- Empathize with staff. I believe the best managers and leaders have empathy for their teams and staff. They understand that an employee can feel pressure without understanding the end goal, and make it a point to walk them through the process and help them understand.
- Be compassionate: Have compassion for one another and try to understand what others are going through. Realize events outside of the office may affect someone at work — planning a wedding, death of a family member, having a child, etc. These are all stressful events. Ask staff if they need help. Consider reorganizing tasks on his/her team. Demonstrate genuine care and concern. It’s a great feeling to feel cared for.
- Recognize top employees. Although it may not be financially possible to give every employee a gift, reward high performing employees for their successes in some way is important. Whether it’s writing a personalized thank you card or splurging on a gift, pin point employees to show gratitude. Don’t forget the power of public recognition; it goes a long way to improve engagement and morale.
- Get to know them on a personal level. Understand what motivates each employee — their goals and fears. Listen to their feedback and implement new initiatives within budgetary constraints. Understand small rewards can go a long way if they are motivators for that employee, and take an interest in employees’ opinions.
- Invest in them. Most employees want to continue to develop their skills while learning new ones. Offering training sessions and having employees attend webinars and conferences will feed their desire to learn while augmenting their skill sets. At the same time, push employees to achieve their potential. Trusting them with new and challenging tasks demonstrates confidence in their abilities and the new skills they have acquired.
- Get employees involved. Employees want to know that they are more than just a number and that their thoughts and opinions matter. Involving staff in important decisions not only demonstrates that their opinion is valued, but also allows them to evolve as a professional. To do this, create a staff council to discuss company best practices, or bring lower level employees into management meetings to expose them to discussions involving the future of the company.

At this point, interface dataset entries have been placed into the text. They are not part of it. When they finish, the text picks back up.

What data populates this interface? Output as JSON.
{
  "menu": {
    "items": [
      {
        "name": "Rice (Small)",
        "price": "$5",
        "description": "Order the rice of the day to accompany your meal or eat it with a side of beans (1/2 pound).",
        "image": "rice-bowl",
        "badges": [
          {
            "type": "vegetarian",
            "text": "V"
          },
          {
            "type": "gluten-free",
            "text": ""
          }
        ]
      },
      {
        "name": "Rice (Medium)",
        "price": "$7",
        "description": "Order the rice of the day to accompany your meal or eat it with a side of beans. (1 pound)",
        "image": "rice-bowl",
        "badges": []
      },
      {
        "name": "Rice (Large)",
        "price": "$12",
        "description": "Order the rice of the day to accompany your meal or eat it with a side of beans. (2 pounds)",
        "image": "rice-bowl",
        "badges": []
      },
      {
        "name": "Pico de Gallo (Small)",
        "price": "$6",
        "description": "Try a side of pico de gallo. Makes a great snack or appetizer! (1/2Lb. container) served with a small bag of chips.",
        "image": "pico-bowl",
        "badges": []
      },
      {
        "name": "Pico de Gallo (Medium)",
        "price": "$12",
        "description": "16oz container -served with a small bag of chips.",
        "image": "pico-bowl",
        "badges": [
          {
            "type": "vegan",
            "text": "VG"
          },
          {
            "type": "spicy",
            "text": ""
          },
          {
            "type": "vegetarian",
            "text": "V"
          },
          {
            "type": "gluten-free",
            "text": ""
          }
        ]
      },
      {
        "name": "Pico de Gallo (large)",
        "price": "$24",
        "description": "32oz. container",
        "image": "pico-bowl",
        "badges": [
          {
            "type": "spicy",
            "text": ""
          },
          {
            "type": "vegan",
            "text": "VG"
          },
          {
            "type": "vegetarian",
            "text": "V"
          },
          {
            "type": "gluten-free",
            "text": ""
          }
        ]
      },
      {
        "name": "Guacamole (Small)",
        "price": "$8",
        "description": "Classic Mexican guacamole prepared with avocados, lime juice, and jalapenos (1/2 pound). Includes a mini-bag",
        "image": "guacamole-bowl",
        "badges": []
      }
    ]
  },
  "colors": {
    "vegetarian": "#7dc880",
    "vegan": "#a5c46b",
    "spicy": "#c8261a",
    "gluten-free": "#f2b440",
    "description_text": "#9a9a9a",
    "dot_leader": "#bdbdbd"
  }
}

Show you care about employees, and they will care in return Showing the love will increase productivity, performance and profits, and decrease turnover (or attrition).